In Conclusion [part only]
Northamptonshire is rich in churches, country houses and pretty villages, but it cannot be said that the county is rich in impressive public houses. Certainly pubs abound but generally they are not the type which would feature in a county guide book, or which have a fascinating historical aspect similar to those to be found for example in Nottinghamshire.
Northamptonshire's pubs, however, have been the 'man in the street's' prime source of relaxation since the days of the Industrial Revolution, and indeed before.
It is not the object here to look at the history of the pubs mentioned in the previous chapters. Few date back for more than one hundred years, the Green Dragon, at Higham Ferrers being a notable exception. All of them however, new or old, have this common denominator of serving a need or of being a centre for a group activity. Man does not visit a pub just to drink; beer and spirits can be consumed in his own home. Man is by nature a 'herd' animal and it is this instinct which compels the average man to gather with his fellows and take part in some mutual interest. Obviously limited by the size of available rooms, these interests are usually of a minority appeal, Pigeon fancying, Skittles playing, darts matches and the like. Evidence of the Lodges of the Antediluvian Order of Buffaloes is present in many of Northamptonshire’s public houses. Rotarians, Traders, Wine makers, photographers, all make use of their particular favourite public house.
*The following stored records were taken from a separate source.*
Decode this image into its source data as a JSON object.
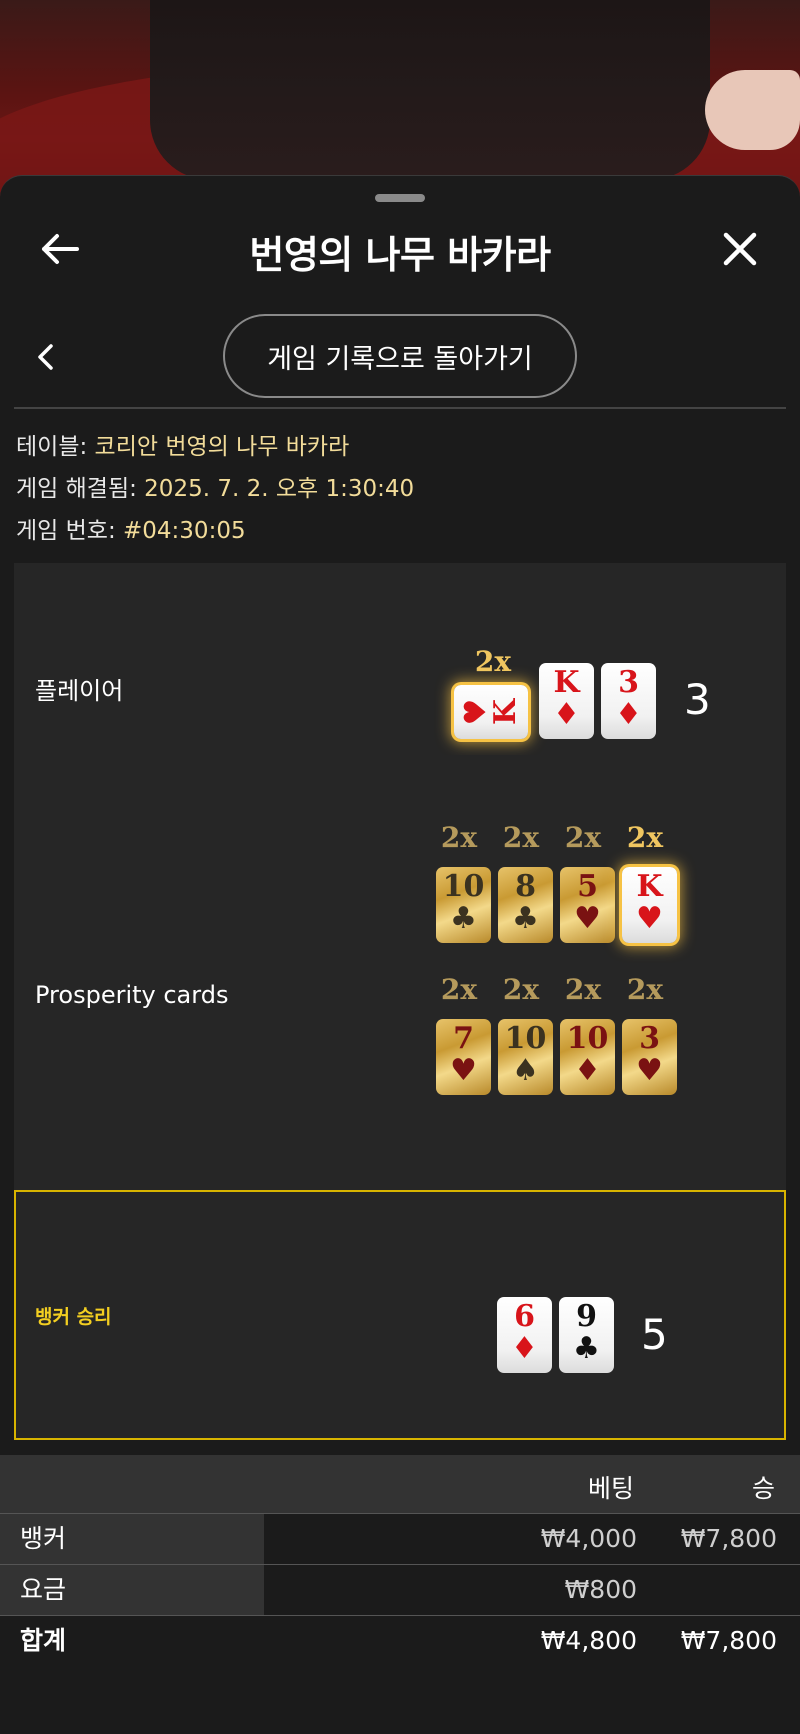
{
  "header": {
    "title": "번영의 나무 바카라",
    "back_icon": "arrow-left-icon",
    "close_icon": "close-icon"
  },
  "subnav": {
    "back_history_label": "게임 기록으로 돌아가기"
  },
  "meta": {
    "table_label": "테이블: ",
    "table_value": "코리안 번영의 나무 바카라",
    "resolved_label": "게임 해결됨: ",
    "resolved_value": "2025. 7. 2. 오후 1:30:40",
    "number_label": "게임 번호: ",
    "number_value": "#04:30:05"
  },
  "player": {
    "label": "플레이어",
    "multiplier": "2x",
    "cards": [
      {
        "rank": "K",
        "suit": "♥",
        "color": "red",
        "sideways": true,
        "highlight": true
      },
      {
        "rank": "K",
        "suit": "♦",
        "color": "red"
      },
      {
        "rank": "3",
        "suit": "♦",
        "color": "red"
      }
    ],
    "score": "3"
  },
  "prosperity": {
    "label": "Prosperity cards",
    "row1": [
      {
        "mult": "2x",
        "rank": "10",
        "suit": "♣",
        "color": "black",
        "active": false
      },
      {
        "mult": "2x",
        "rank": "8",
        "suit": "♣",
        "color": "black",
        "active": false
      },
      {
        "mult": "2x",
        "rank": "5",
        "suit": "♥",
        "color": "red",
        "active": false
      },
      {
        "mult": "2x",
        "rank": "K",
        "suit": "♥",
        "color": "red",
        "active": true
      }
    ],
    "row2": [
      {
        "mult": "2x",
        "rank": "7",
        "suit": "♥",
        "color": "red",
        "active": false
      },
      {
        "mult": "2x",
        "rank": "10",
        "suit": "♠",
        "color": "black",
        "active": false
      },
      {
        "mult": "2x",
        "rank": "10",
        "suit": "♦",
        "color": "red",
        "active": false
      },
      {
        "mult": "2x",
        "rank": "3",
        "suit": "♥",
        "color": "red",
        "active": false
      }
    ]
  },
  "banker": {
    "label": "뱅커 승리",
    "cards": [
      {
        "rank": "6",
        "suit": "♦",
        "color": "red"
      },
      {
        "rank": "9",
        "suit": "♣",
        "color": "black"
      }
    ],
    "score": "5"
  },
  "bets": {
    "col_bet": "베팅",
    "col_win": "승",
    "rows": [
      {
        "label": "뱅커",
        "bet": "₩4,000",
        "win": "₩7,800"
      },
      {
        "label": "요금",
        "bet": "₩800",
        "win": ""
      }
    ],
    "total": {
      "label": "합계",
      "bet": "₩4,800",
      "win": "₩7,800"
    }
  },
  "colors": {
    "accent_gold": "#f3cf21",
    "meta_value": "#f2dc9a",
    "panel": "#262626",
    "sheet": "#1b1b1b"
  }
}
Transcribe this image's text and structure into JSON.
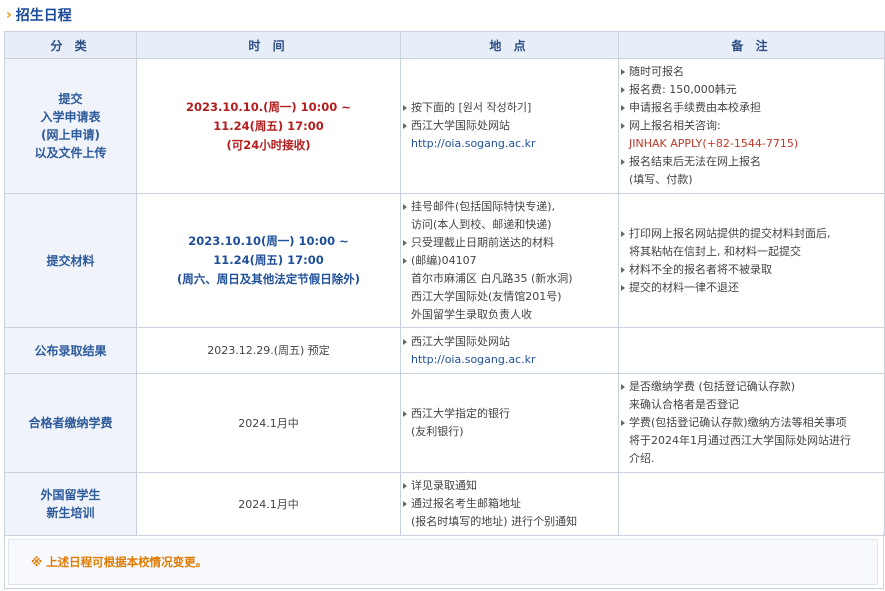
{
  "section": {
    "title": "招生日程"
  },
  "table": {
    "headers": [
      "分 类",
      "时 间",
      "地 点",
      "备 注"
    ],
    "rows": [
      {
        "category": [
          "提交",
          "入学申请表",
          "(网上申请)",
          "以及文件上传"
        ],
        "time": [
          "2023.10.10.(周一) 10:00 ~",
          "11.24(周五) 17:00",
          "(可24小时接收)"
        ],
        "place": [
          {
            "text": "按下面的 [원서 작성하기]",
            "bullet": true
          },
          {
            "text": "西江大学国际处网站",
            "bullet": true
          },
          {
            "text": "http://oia.sogang.ac.kr",
            "bullet": false,
            "url": true
          }
        ],
        "notes": [
          {
            "text": "随时可报名",
            "bullet": true
          },
          {
            "text": "报名费: 150,000韩元",
            "bullet": true
          },
          {
            "text": "申请报名手续费由本校承担",
            "bullet": true
          },
          {
            "text": "网上报名相关咨询:",
            "bullet": true
          },
          {
            "text": "JINHAK APPLY(+82-1544-7715)",
            "bullet": false,
            "red": true
          },
          {
            "text": "报名结束后无法在网上报名",
            "bullet": true
          },
          {
            "text": "(填写、付款)",
            "bullet": false
          }
        ]
      },
      {
        "category": [
          "提交材料"
        ],
        "time": [
          "2023.10.10(周一) 10:00 ~",
          "11.24(周五) 17:00",
          "(周六、周日及其他法定节假日除外)"
        ],
        "place": [
          {
            "text": "挂号邮件(包括国际特快专递),",
            "bullet": true
          },
          {
            "text": "访问(本人到校、邮递和快递)",
            "bullet": false
          },
          {
            "text": "只受理截止日期前送达的材料",
            "bullet": true
          },
          {
            "text": "(邮编)04107",
            "bullet": true
          },
          {
            "text": "首尔市麻浦区 白凡路35 (新水洞)",
            "bullet": false
          },
          {
            "text": "西江大学国际处(友情馆201号)",
            "bullet": false
          },
          {
            "text": "外国留学生录取负责人收",
            "bullet": false
          }
        ],
        "notes": [
          {
            "text": "打印网上报名网站提供的提交材料封面后,",
            "bullet": true
          },
          {
            "text": "将其粘帖在信封上, 和材料一起提交",
            "bullet": false
          },
          {
            "text": "材料不全的报名者将不被录取",
            "bullet": true
          },
          {
            "text": "提交的材料一律不退还",
            "bullet": true
          }
        ]
      },
      {
        "category": [
          "公布录取结果"
        ],
        "time": [
          "2023.12.29.(周五) 预定"
        ],
        "place": [
          {
            "text": "西江大学国际处网站",
            "bullet": true
          },
          {
            "text": "http://oia.sogang.ac.kr",
            "bullet": false,
            "url": true
          }
        ],
        "notes": []
      },
      {
        "category": [
          "合格者缴纳学费"
        ],
        "time": [
          "2024.1月中"
        ],
        "place": [
          {
            "text": "西江大学指定的银行",
            "bullet": true
          },
          {
            "text": "(友利银行)",
            "bullet": false
          }
        ],
        "notes": [
          {
            "text": "是否缴纳学费 (包括登记确认存款)",
            "bullet": true
          },
          {
            "text": "来确认合格者是否登记",
            "bullet": false
          },
          {
            "text": "学费(包括登记确认存款)缴纳方法等相关事项",
            "bullet": true
          },
          {
            "text": "将于2024年1月通过西江大学国际处网站进行",
            "bullet": false
          },
          {
            "text": "介绍.",
            "bullet": false
          }
        ]
      },
      {
        "category": [
          "外国留学生",
          "新生培训"
        ],
        "time": [
          "2024.1月中"
        ],
        "place": [
          {
            "text": "详见录取通知",
            "bullet": true
          },
          {
            "text": "通过报名考生邮箱地址",
            "bullet": true
          },
          {
            "text": "(报名时填写的地址) 进行个别通知",
            "bullet": false
          }
        ],
        "notes": []
      }
    ]
  },
  "footnote": "※ 上述日程可根据本校情况变更。",
  "colors": {
    "accent": "#e8a000",
    "title": "#1a4a9a",
    "header_bg": "#e7eef8",
    "red_time": "#b31d1d",
    "blue_time": "#1f4f99"
  }
}
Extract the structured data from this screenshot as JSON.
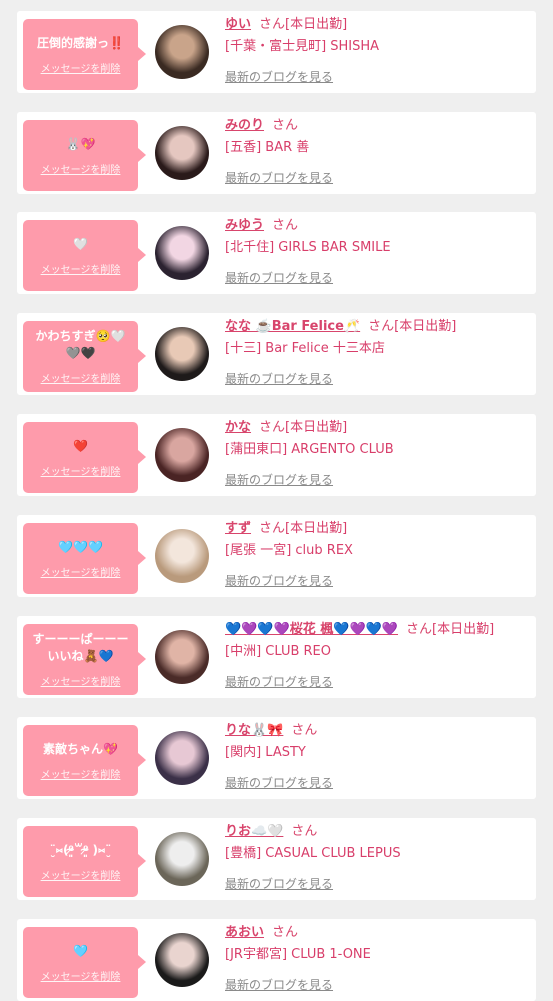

It is small wonder that the jazz musicians of Northamptonshire decided to take their music into the pubs rather than the village hall or the theatre stage. Here were 'club' rooms tailored to the correct dimensions, with, in some cases, the nucleus of a ready-made audience waiting to see what prospects of entertainment this comparatively new idea would provide, is mentioned in the opening chapter, jazz, anywhere else in the world other than Britain is an expensive commodity, and now the opportunity presented itself to listen and presumably enjoy jazz for the price of a pint.